Saturday, August 31, 2013

Backpacking in Bucks Lake Wilderness

Located a bit south of Mount Lassen is the Bucks Lake Wilderness, a seldom visited part of the Sierras, which makes it perfect for finding a spot of your own away from the crowds. We embarked on a 22 mile loop trail over a four day period. This enabled us to take advantage of some side trips to some nice spots which turned out to be the highlights of the overall trip.

Our launching point was intended to be Bucks Lake itself. Upon arrival, we discovered that the lake is a somewhat popular recreational destination, and the nearby campgrounds were filled to capacity. So we drove our Subaru Outback up a dirt road and slept in the back near the Mill Creek Trailhead. As it turns out, this was a nice way to go. There was no camp to break in the morning and we bypassed a very steep climb out of Bucks Lake, which would not have been very pleasant with full packs.

The Mill Creek trail consisted of a steady, but gradual climb through a conifer forest. Even though it was a Saturday, we did not see another soul. This made for some nice solitude, but it also meant the trail was a bit rough and hard to follow at times. However, when we did lose the trail, we were able to find it again after a minute or so.

After a few miles, we connected to the Pacific Crest Trail. What a difference that made. The PCT is well defined, well signed, and very well maintained. There's not much chance of getting off track here. Rather than follow the loop at the junction, we took our first diversion to Three Lakes to enjoy a cool plunge and make camp for the night. Although we had hiked in quite a ways, Three Lakes is also accessible by a dirt road coming in from another direction. As a result, we encountered a couple groups of people here. By sunset, however, everyone had left for the day and all was quiet.

three lakes

The next morning, we made our way back to the PCT, and enjoyed a nice trek through the woods. At this point, we had gotten somewhat high in elevation, so we were intermittently treated to sweeping views as the trail meandered out of the forest towards the edge of the ridge.

lakes view

We pushed on, looking for the junction that would mark our next side trip to Rock Lake. It's part of a small chain of four lakes, so the trail was actually signed for Silver Lake, the largest in the chain. A steep descent brought us down in elevation quickly, and we veered right to find Rock Lake.

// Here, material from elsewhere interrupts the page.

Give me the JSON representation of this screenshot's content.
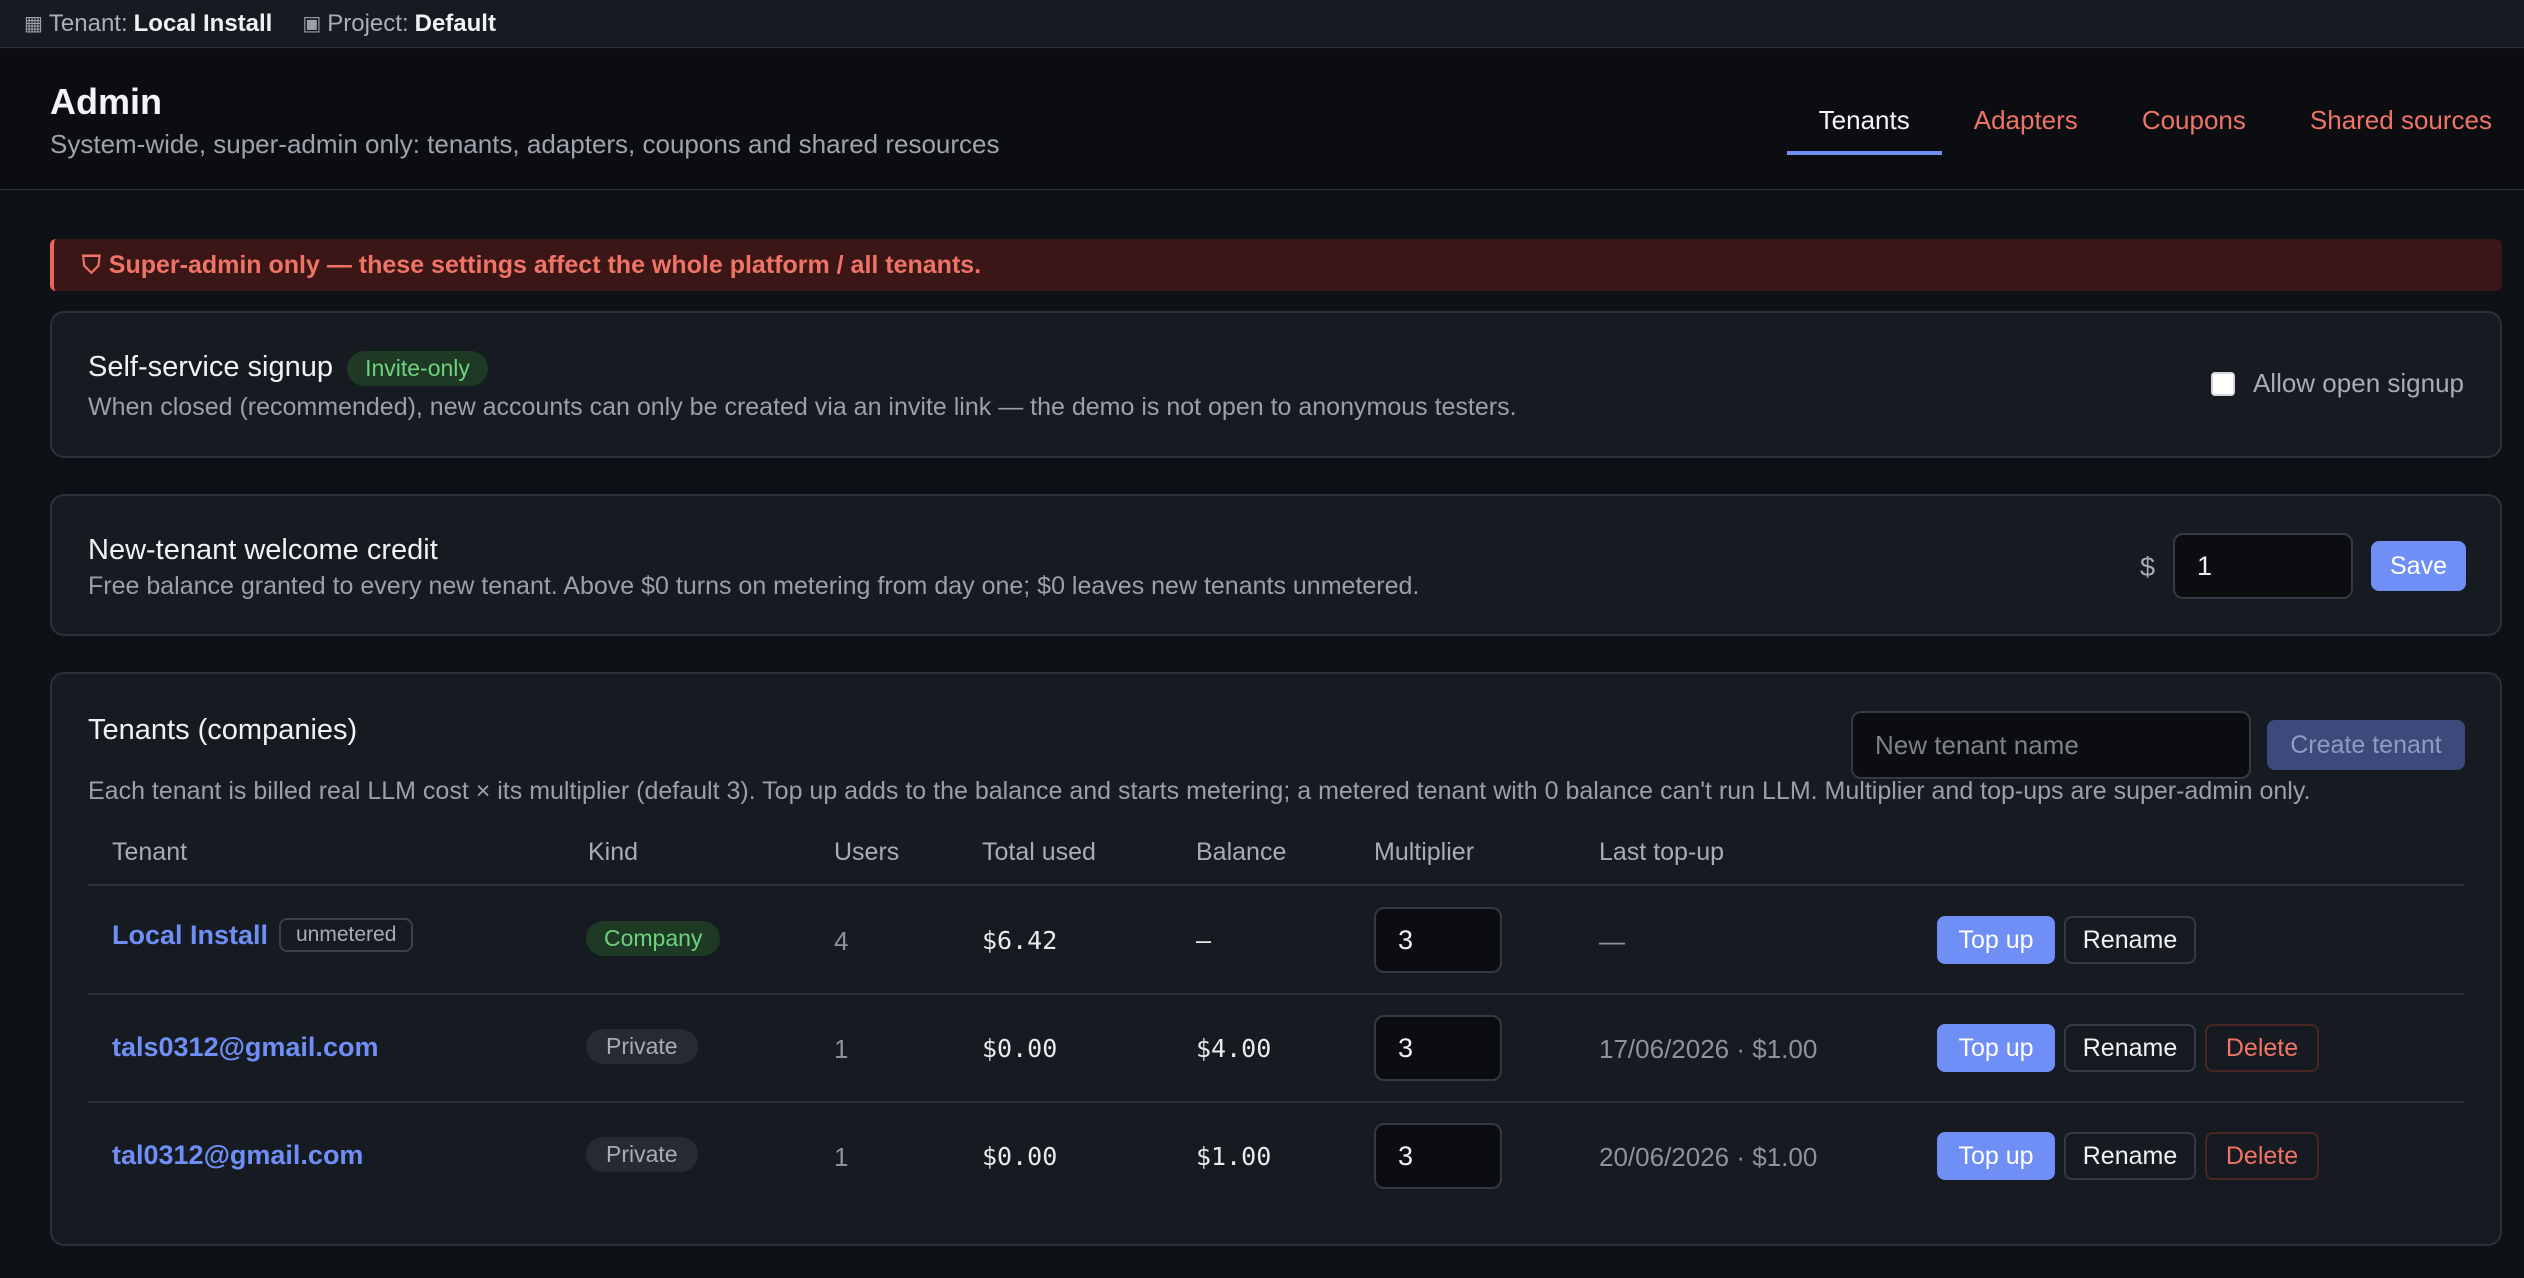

It was getting late in the day, so we only had time to make camp and get a meal going.

rock lake

We had planned to spend the following day relaxing at Rock Lake, and it was a perfect spot for it. We had the lake to ourselves for the entire day. The water was cool, but not cold, and the warm sun heated up the boulders which were scattered about the lake, making for perfect lounging spots. This was the sort of day that makes strapping a load of gear to your back all worth it.

rock lake frog

At night, we ambled out onto one of the boulders that extended into the lake and had a perfect, clear view of the night sky. It was a new moon, so the milky way burst across the entire scene, and we watched satellites and meteors go whizzing by.

The next morning, we set out to rejoin the PCT and continue the loop. The climb out from Rock Lake was steep, but hiking in the cooler morning hours made it tolerable.


Before long, we were back on the PCT and heading towards our next trail junction. Once we had reached it, we decided to take one more side trip to Spanish Peak, a high point overlook with a fantastic view of the area. There used to be a lookout tower here, but it's completely gone save for a bit of foundation. A metal box held notes and other trinkets left by other hikers, and we contributed an entry to the notebook before heading back to the loop.

spanish peak view

When we got back to the junction, we departed the PCT for good and began a descent down the Right Hand Branch Mill Creek Trail, which would take us back to Bucks Lake. Here again, the trail was little used, and we lost track of it at one point, but our time off track was brief. We saw only one other person on this trail. He was an older guy and local to the area, and he was amazingly fast and spry. He passed us on the way up to Spanish Peak, and then again on the way down. I hope I am in half as good of shape when I get to be that age.

bucks lake

Finally, we made it back to Bucks Lake, and took a boat-in campsite by the water's edge to spend one last night out. Things were busier here, with hikers going by and boats buzzing around the lake. Here again, things quieted down at night. The next morning, we hiked back to the main campground where I dropped my pack and proceed to climb the steep ascent back to the original Mill Creek trailhead to retrieve our car. It was right where we had left it, and was undisturbed save for some smears on the rear window that appeared to have been left by the curious nose of one of the local cows.


  1. It is important for your things to be organized and bring all the basic things you will need for backpacking.

    backpacking tips

  2. I'm thinking of doing this next year. thank you for the write up.

  3. Getting ready to take this trek next weekend, but we will only have 2 days one night. Thanks for the awesome write up!